From here, we can rearrange the expression into a standard quadratic form: x^2  2x  3 = 0

Using the quadratic formula, we can solve for the two possible values of x, and we get: x = 3 or x = 1
Plugging these values back into the equation for the line or curve will give us the corresponding values of y at each intersection point.
Intersection Insights: Equating Equations for Line and Curve
While solving for line and curve intersections might seem straightforward on paper, visualising and understanding their geometrical significance can be challenging. A helpful strategy for gaining insight is to graph both the line and the curve, allowing you to identify where they intersect visually.
For example, consider the line y = 2x + 1 and the curve y = x^2  2. We can plot these equations on a graph and see that they intersect at two points: (3,7) and (1,14). By looking at the graph of the equations, we can get a better sense of the underlying geometry and intuition behind the intersection points.
Conclusion
If you want to pursue a career in Maths, as a student, it's essential to understand how lines and curves intersect. By mastering the fundamental equations, concepts, and techniques involved in finding these intersections, you, as a student, can better understand how mathematical shapes behave. This understanding is vital for your professional growth and a crucial part of your Maths revision process.
Whether you're working in engineering, physics, data analysis, or any other field that relies on mathematical models, finding linecurve intersections is a musthave skill that will help you excel in your chosen profession.

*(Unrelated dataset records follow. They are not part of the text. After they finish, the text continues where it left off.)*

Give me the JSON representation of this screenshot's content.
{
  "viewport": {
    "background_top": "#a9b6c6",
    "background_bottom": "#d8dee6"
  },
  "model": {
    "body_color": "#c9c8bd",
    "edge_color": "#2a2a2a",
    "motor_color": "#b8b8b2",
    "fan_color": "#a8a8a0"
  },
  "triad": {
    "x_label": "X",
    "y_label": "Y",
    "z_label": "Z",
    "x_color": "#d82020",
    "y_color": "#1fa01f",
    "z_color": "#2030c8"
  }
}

Engaging deeply with this topic is beneficial for practical application and enhances your revision study.